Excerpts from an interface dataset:

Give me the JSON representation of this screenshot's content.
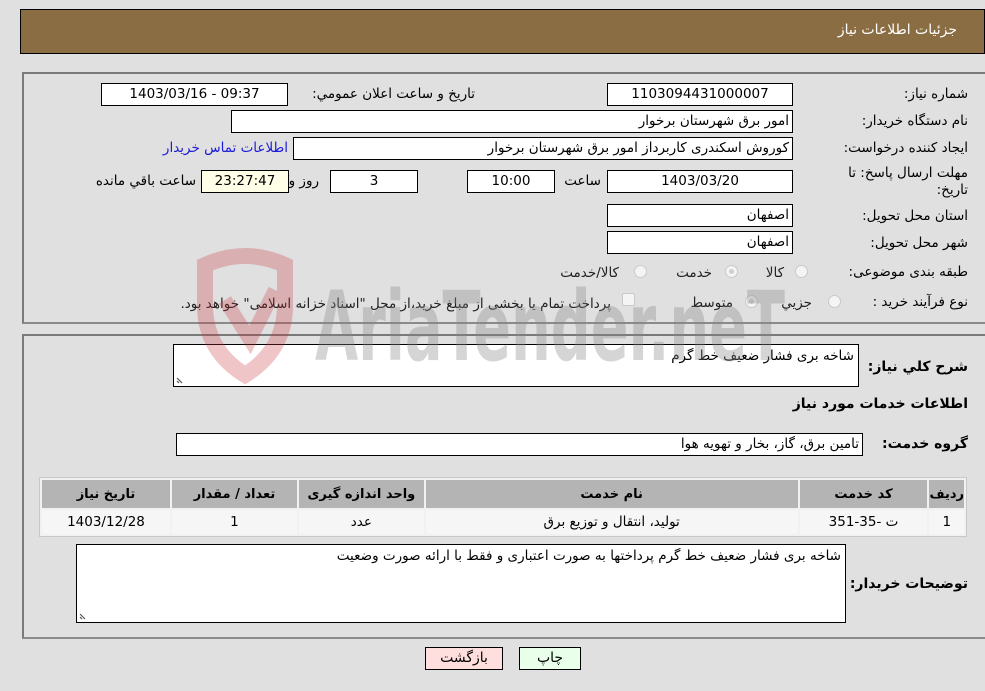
{
  "header": {
    "title": "جزئیات اطلاعات نیاز"
  },
  "details": {
    "need_number": {
      "label": "شماره نیاز:",
      "value": "1103094431000007"
    },
    "announce_datetime": {
      "label": "تاریخ و ساعت اعلان عمومي:",
      "value": "1403/03/16 - 09:37"
    },
    "buyer_org": {
      "label": "نام دستگاه خريدار:",
      "value": "امور برق شهرستان برخوار"
    },
    "creator": {
      "label": "ایجاد کننده درخواست:",
      "value": "کوروش  اسکندری  کاربرداز امور برق شهرستان برخوار"
    },
    "buyer_contact_link": "اطلاعات تماس خريدار",
    "deadline": {
      "label_line1": "مهلت ارسال پاسخ: تا",
      "label_line2": "تاریخ:",
      "date": "1403/03/20",
      "time_label": "ساعت",
      "time": "10:00",
      "days": "3",
      "days_label": "روز و",
      "remaining": "23:27:47",
      "remaining_label": "ساعت باقي مانده"
    },
    "province": {
      "label": "استان محل تحویل:",
      "value": "اصفهان"
    },
    "city": {
      "label": "شهر محل تحویل:",
      "value": "اصفهان"
    },
    "category": {
      "label": "طبقه بندی موضوعی:",
      "options": [
        "کالا",
        "خدمت",
        "کالا/خدمت"
      ],
      "selected": "خدمت"
    },
    "purchase_type": {
      "label": "نوع فرآیند خرید :",
      "options": [
        "جزيي",
        "متوسط"
      ],
      "selected": "متوسط",
      "treasury_checkbox_label": "پرداخت تمام یا بخشی از مبلغ خرید،از محل \"اسناد خزانه اسلامی\" خواهد بود.",
      "treasury_checked": false
    }
  },
  "summary": {
    "general_desc_label": "شرح کلي نياز:",
    "general_desc": "شاخه بری فشار ضعیف خط گرم",
    "services_heading": "اطلاعات خدمات مورد نياز",
    "service_group_label": "گروه خدمت:",
    "service_group": "تامین برق، گاز، بخار و تهویه هوا"
  },
  "table": {
    "headers": [
      "رديف",
      "کد خدمت",
      "نام خدمت",
      "واحد اندازه گيری",
      "تعداد / مقدار",
      "تاريخ نياز"
    ],
    "rows": [
      [
        "1",
        "ت -35-351",
        "تولید، انتقال و توزیع برق",
        "عدد",
        "1",
        "1403/12/28"
      ]
    ]
  },
  "buyer_notes": {
    "label": "توضيحات خريدار:",
    "value": "شاخه بری فشار ضعیف خط گرم پرداختها به صورت اعتباری و فقط با ارائه صورت وضعیت"
  },
  "buttons": {
    "print": "چاپ",
    "back": "بازگشت"
  },
  "watermark": {
    "text": "AriaTender.neT"
  }
}
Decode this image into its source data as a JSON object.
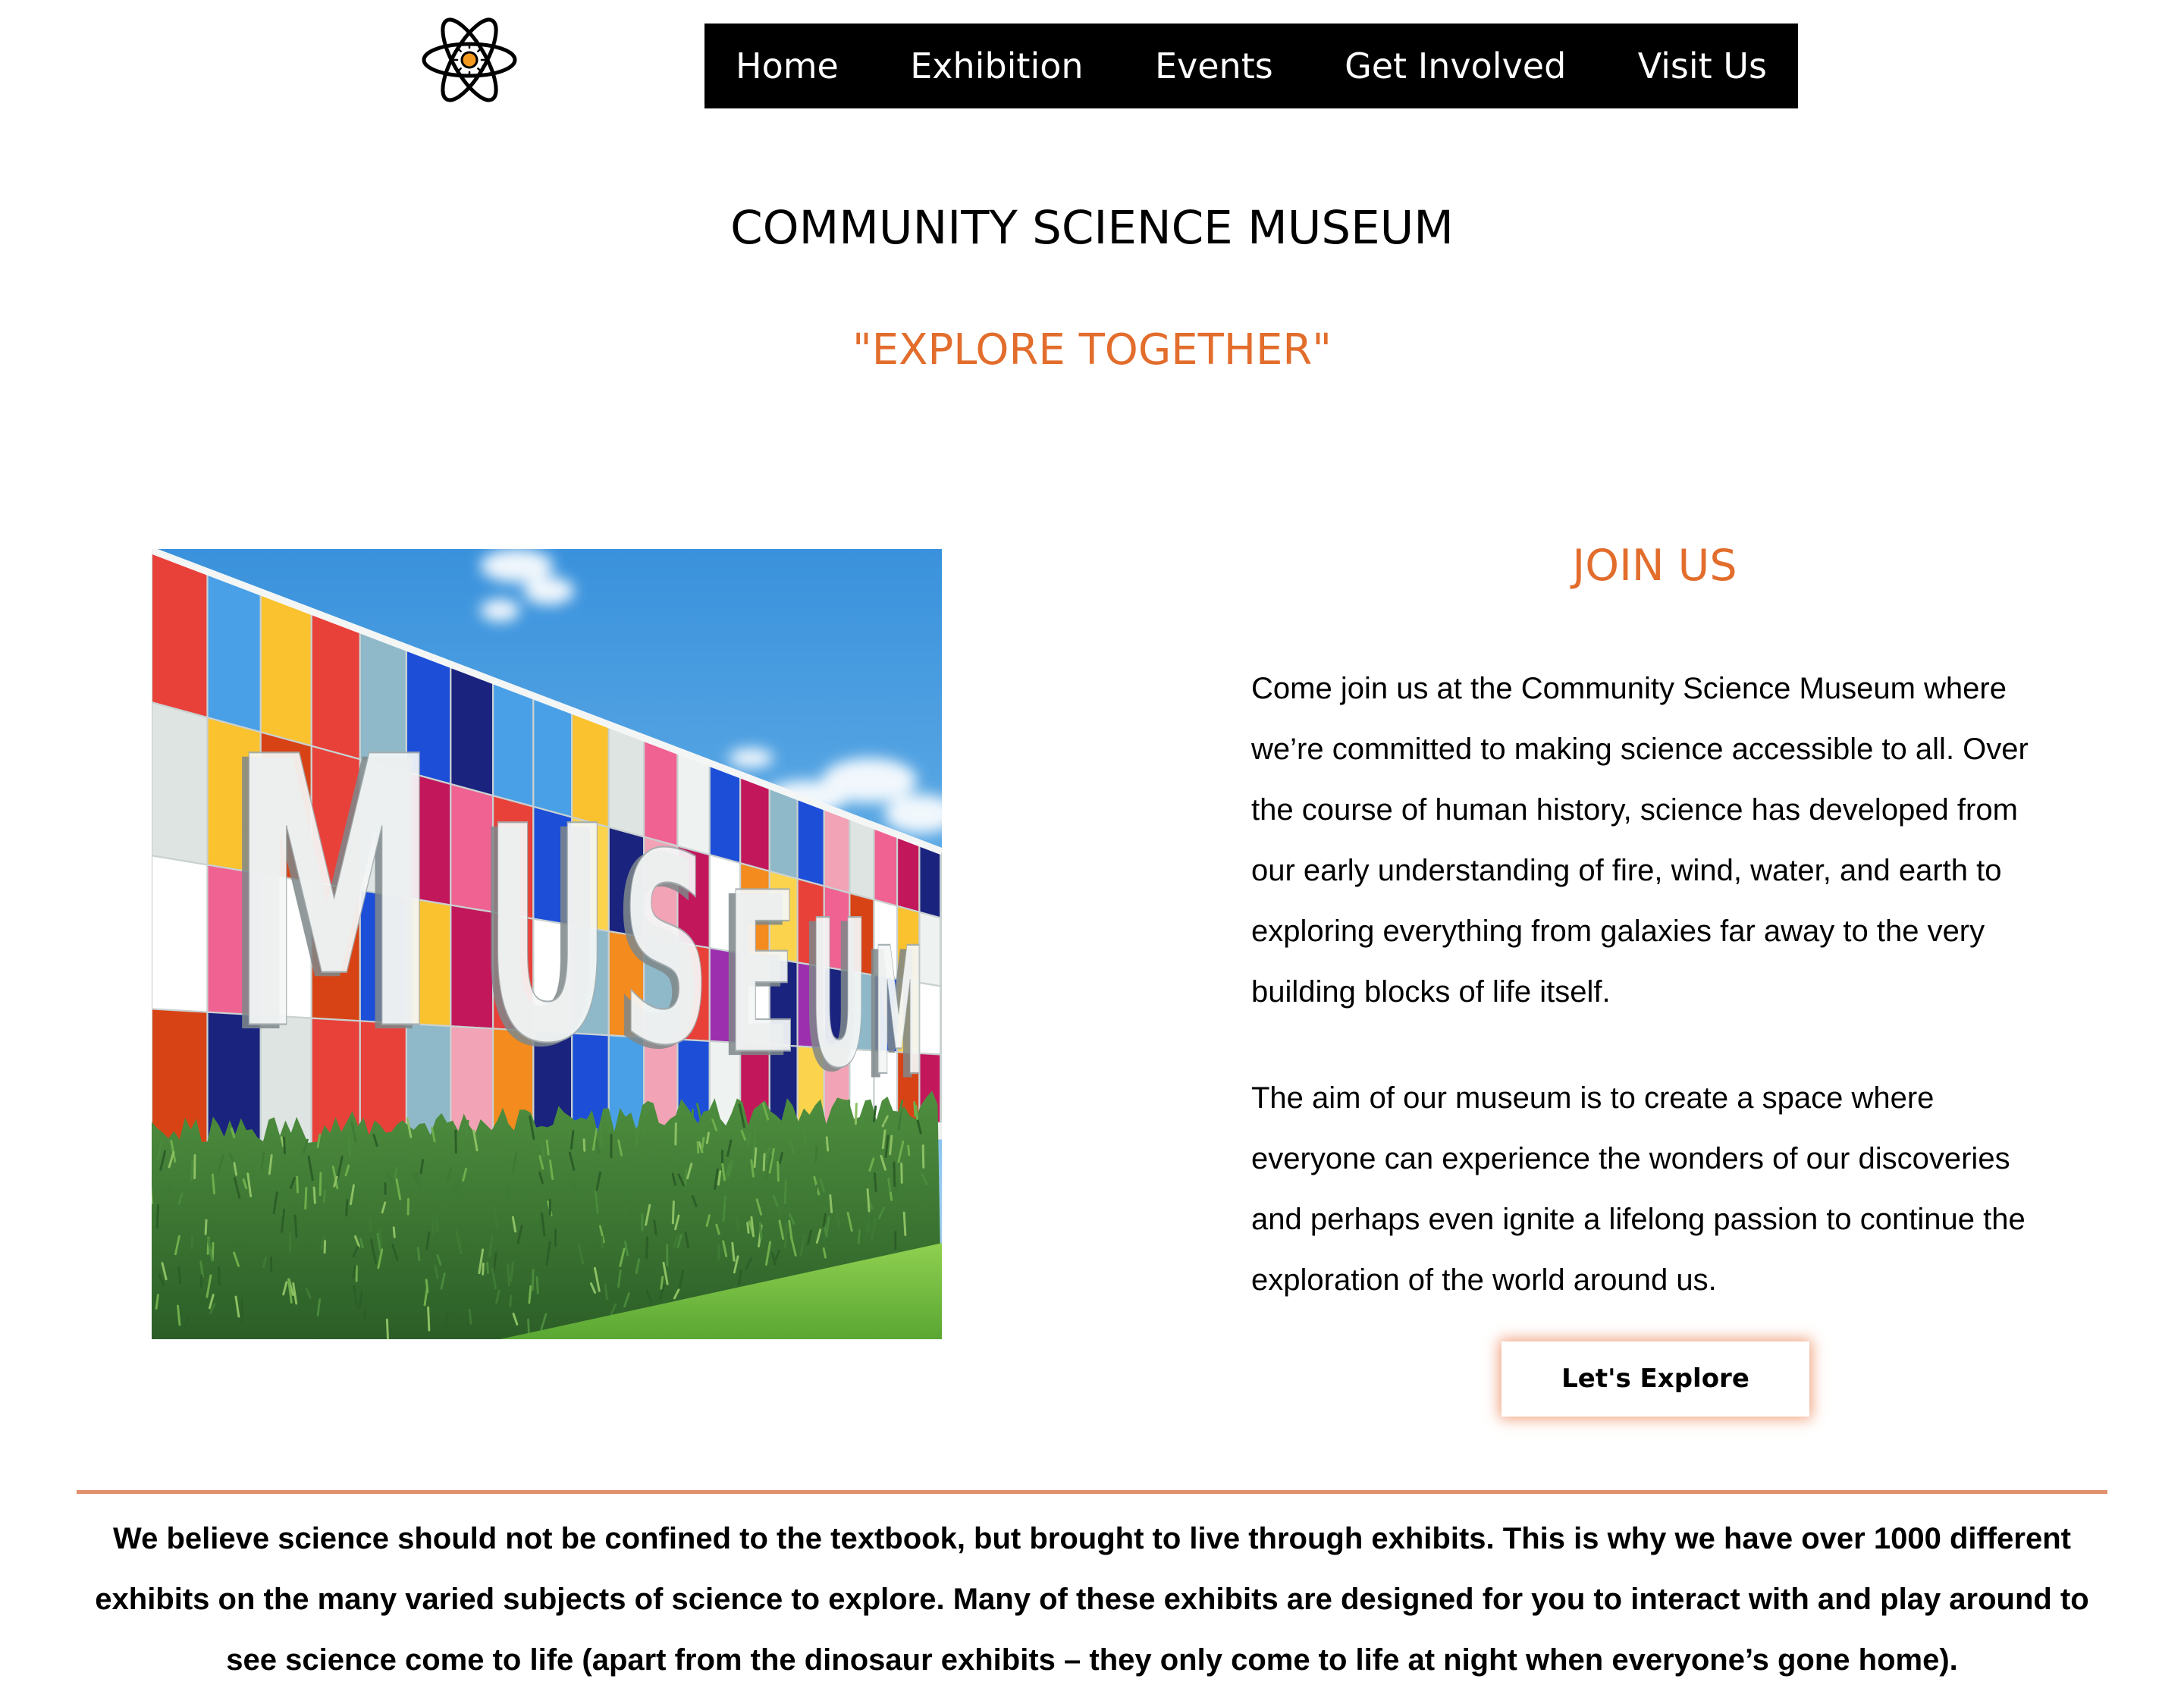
{
  "theme": {
    "accent": "#E26D2C",
    "nav_bg": "#000000",
    "nav_text": "#FFFFFF",
    "divider": "#E0906B",
    "button_glow": "#F0A07C",
    "text": "#000000"
  },
  "header": {
    "logo": {
      "icon": "atom-icon"
    },
    "nav": [
      {
        "label": "Home"
      },
      {
        "label": "Exhibition"
      },
      {
        "label": "Events"
      },
      {
        "label": "Get Involved"
      },
      {
        "label": "Visit Us"
      }
    ]
  },
  "hero": {
    "title": "COMMUNITY SCIENCE MUSEUM",
    "tagline": "\"EXPLORE TOGETHER\""
  },
  "join": {
    "image": {
      "lettering": "MUSEUM"
    },
    "heading": "JOIN US",
    "paragraphs": [
      {
        "lines": [
          "Come join us at the Community Science Museum where",
          "we’re committed to making science accessible to all. Over",
          "the course of human history, science has developed from",
          "our early understanding of fire, wind, water, and earth to",
          "exploring everything from galaxies far away to the very",
          "building blocks of life itself."
        ]
      },
      {
        "lines": [
          "The aim of our museum is to create a space where",
          "everyone can experience the wonders of our discoveries",
          "and perhaps even ignite a lifelong passion to continue the",
          "exploration of the world around us."
        ]
      }
    ],
    "button_label": "Let's Explore"
  },
  "mission": {
    "lines": [
      "We believe science should not be confined to the textbook, but brought to live through exhibits. This is why we have over 1000 different",
      "exhibits on the many varied subjects of science to explore. Many of these exhibits are designed for you to interact with and play around to",
      "see science come to life (apart from the dinosaur exhibits – they only come to life at night when everyone’s gone home)."
    ]
  }
}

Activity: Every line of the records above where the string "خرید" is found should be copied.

Your solution:
      "label": "نوع فرآیند خرید :",
      "treasury_checkbox_label": "پرداخت تمام یا بخشی از مبلغ خرید،از محل \"اسناد خزانه اسلامی\" خواهد بود.",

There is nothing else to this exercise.